Strange, dark and eldritch certainly describe this anthology, which collects 15 original fantasy and science-fiction short stories. All the tales in ECLIPSE ONE are creepy at the very least, and the spookiest of them could very well keep you up at night. While the title gives equal billing to two genres, there are only a couple of sci-fi stories here; its stories are far more similar to the works in Ellen Datlow’s great THE YEAR’S BEST FANTASY AND HORROR annuals than, say, Strahan’s previous sci-fi collections.
If you’re only looking for cyberpunks and singularities, there’s nothing to see here, and in this case, that’s a positive, because the tales Strahan’s got for ECLIPSE ONE are just fine as they are.
At the top of the heap is “Toother,” from Terry Dowling, which revisits Dr. Dan Truswell and the Blackwater Psychiatric Hospital from Dowling’s BLACKWATER DAYS collection. As the police, Truswell and his psychic patients try to track down a killer, evidence mounts that the killings have been going on for longer than was previously suspected. Oh, yeah, they’re also bitten to death.
Other highlights include:
• Bruce Sterling’s “The Lustration,” which looks at artificial intelligence in a world where the Internet takes an extremely weird shape.
• A creepy and sly Western/voodoo/poker mash-up from Ysabeau S. Wilce.

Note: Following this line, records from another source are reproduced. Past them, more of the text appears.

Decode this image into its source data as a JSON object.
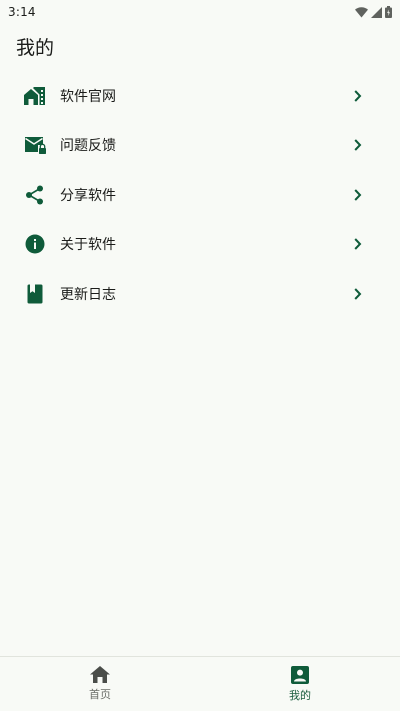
{
  "status_bar": {
    "time": "3:14",
    "icons": [
      "wifi-icon",
      "cellular-signal-icon",
      "battery-icon"
    ]
  },
  "page": {
    "title": "我的"
  },
  "colors": {
    "accent": "#0f5b3a",
    "background": "#f8faf6",
    "text": "#1b1c1a",
    "inactive": "#6b6e69"
  },
  "menu": {
    "items": [
      {
        "label": "软件官网",
        "icon": "home-web-icon"
      },
      {
        "label": "问题反馈",
        "icon": "mail-lock-icon"
      },
      {
        "label": "分享软件",
        "icon": "share-icon"
      },
      {
        "label": "关于软件",
        "icon": "info-icon"
      },
      {
        "label": "更新日志",
        "icon": "book-icon"
      }
    ],
    "chevron_icon": "chevron-right-icon"
  },
  "bottom_nav": {
    "tabs": [
      {
        "label": "首页",
        "icon": "home-icon",
        "active": false
      },
      {
        "label": "我的",
        "icon": "account-box-icon",
        "active": true
      }
    ]
  }
}
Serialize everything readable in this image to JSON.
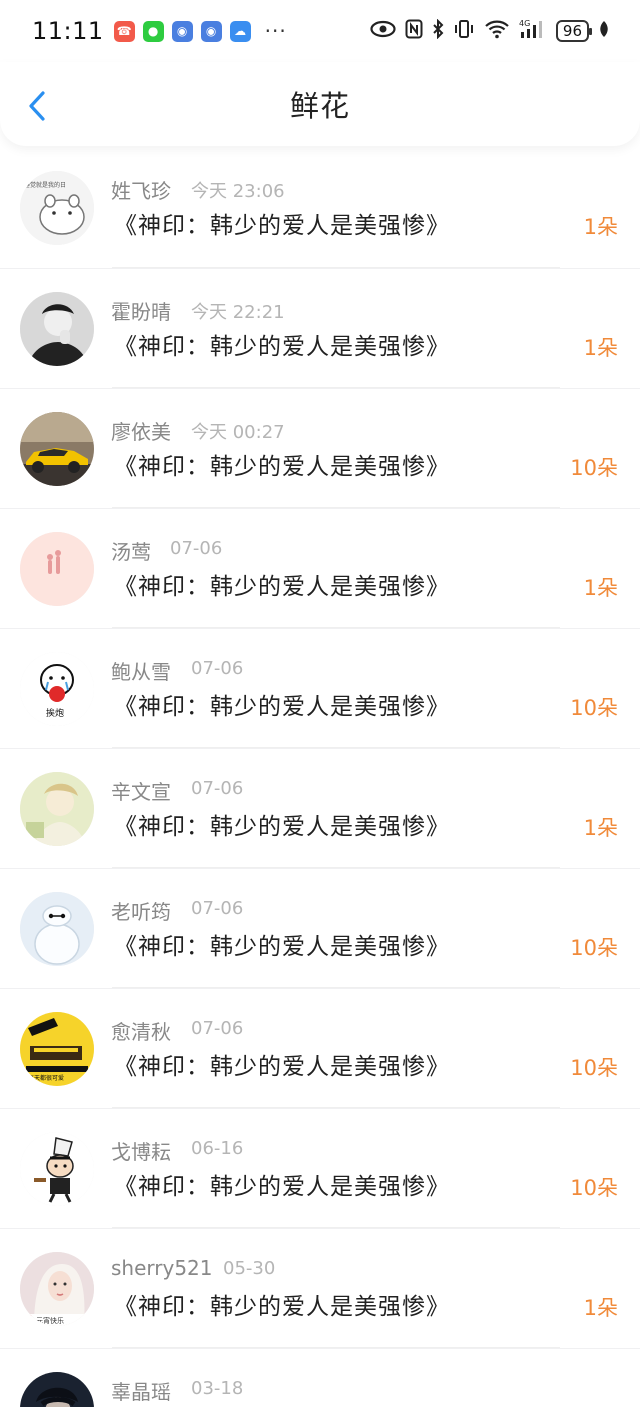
{
  "status_bar": {
    "time": "11:11",
    "battery": "96",
    "dots": "···",
    "app_icons": [
      {
        "name": "missed-call-icon",
        "color": "#f25a4a",
        "glyph": "☎"
      },
      {
        "name": "wechat-icon",
        "color": "#2ecc40",
        "glyph": "●"
      },
      {
        "name": "game-controller-icon",
        "color": "#4a7fe0",
        "glyph": "◉"
      },
      {
        "name": "game-controller-icon-2",
        "color": "#4a7fe0",
        "glyph": "◉"
      },
      {
        "name": "cloud-icon",
        "color": "#3a8ef0",
        "glyph": "☁"
      }
    ]
  },
  "header": {
    "title": "鲜花",
    "accent": "#2a8ff0"
  },
  "colors": {
    "flower_count": "#f08a3a",
    "username": "#888888",
    "date": "#b5b5b5"
  },
  "items": [
    {
      "user": "姓飞珍",
      "date": "今天 23:06",
      "book": "《神印：韩少的爱人是美强惨》",
      "count": "1朵",
      "avatar": "hamster"
    },
    {
      "user": "霍盼晴",
      "date": "今天 22:21",
      "book": "《神印：韩少的爱人是美强惨》",
      "count": "1朵",
      "avatar": "person-bw"
    },
    {
      "user": "廖依美",
      "date": "今天 00:27",
      "book": "《神印：韩少的爱人是美强惨》",
      "count": "10朵",
      "avatar": "car"
    },
    {
      "user": "汤莺",
      "date": "07-06",
      "book": "《神印：韩少的爱人是美强惨》",
      "count": "1朵",
      "avatar": "pink"
    },
    {
      "user": "鲍从雪",
      "date": "07-06",
      "book": "《神印：韩少的爱人是美强惨》",
      "count": "10朵",
      "avatar": "cartoon"
    },
    {
      "user": "辛文宣",
      "date": "07-06",
      "book": "《神印：韩少的爱人是美强惨》",
      "count": "1朵",
      "avatar": "anime"
    },
    {
      "user": "老听筠",
      "date": "07-06",
      "book": "《神印：韩少的爱人是美强惨》",
      "count": "10朵",
      "avatar": "baymax"
    },
    {
      "user": "愈清秋",
      "date": "07-06",
      "book": "《神印：韩少的爱人是美强惨》",
      "count": "10朵",
      "avatar": "yellow"
    },
    {
      "user": "戈博耘",
      "date": "06-16",
      "book": "《神印：韩少的爱人是美强惨》",
      "count": "10朵",
      "avatar": "shinchan"
    },
    {
      "user": "sherry521",
      "date": "05-30",
      "book": "《神印：韩少的爱人是美强惨》",
      "count": "1朵",
      "avatar": "girl"
    },
    {
      "user": "辜晶瑶",
      "date": "03-18",
      "book": "",
      "count": "",
      "avatar": "dark"
    }
  ]
}
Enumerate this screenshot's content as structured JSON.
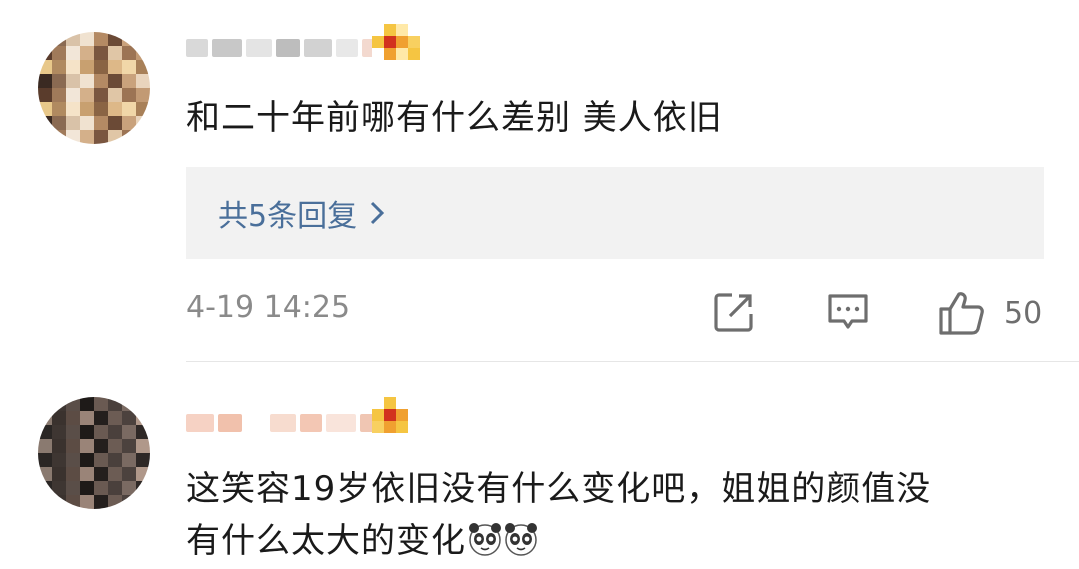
{
  "comments": [
    {
      "username_masked": true,
      "text": "和二十年前哪有什么差别 美人依旧",
      "replies_label": "共5条回复",
      "timestamp": "4-19 14:25",
      "likes": "50"
    },
    {
      "username_masked": true,
      "text_line1": "这笑容19岁依旧没有什么变化吧，姐姐的颜值没",
      "text_line2": "有什么太大的变化",
      "emoji": [
        "panda-face-icon",
        "panda-face-icon"
      ]
    }
  ],
  "colors": {
    "link": "#4a6f9a",
    "meta": "#8a8a8a",
    "reply_bg": "#f2f2f2",
    "text": "#1a1a1a"
  },
  "icons": [
    "share-icon",
    "comment-icon",
    "like-icon",
    "chevron-right-icon"
  ]
}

• “Up the Fire Road,” Eileen Gunn’s crazy and hilarious cryptozoological take on modern relationships and mass media.
• “Electric Rains” by Kathleen Ann Goonan, who takes a bevy of postapocalyptic themes and spins them into a surprisingly cohesive cloth.
Strahan notes in his introduction that this is a great time for short stories, even if a good business model for distributing them hasn’t been devised yet. Between his efforts and those of others like Lou Anders at Pyr, anthologies of fresh fiction might actually become a new revenue stream for short-story writers as the traditional markets fade, and in a literature of ideas, a short-story culture is crucial to preserve the longer-form blockbusters. –Ryun Patterson
OTHER BOOKGASM REVIEWS OF THESE AUTHORS:
• THE BEST SCIENCE FICTION AND FANTASY OF THE YEAR: VOLUME ONE edited by Jonathan Strahan
• BEST SHORT NOVELS 2005 edited by Jonathan Strahan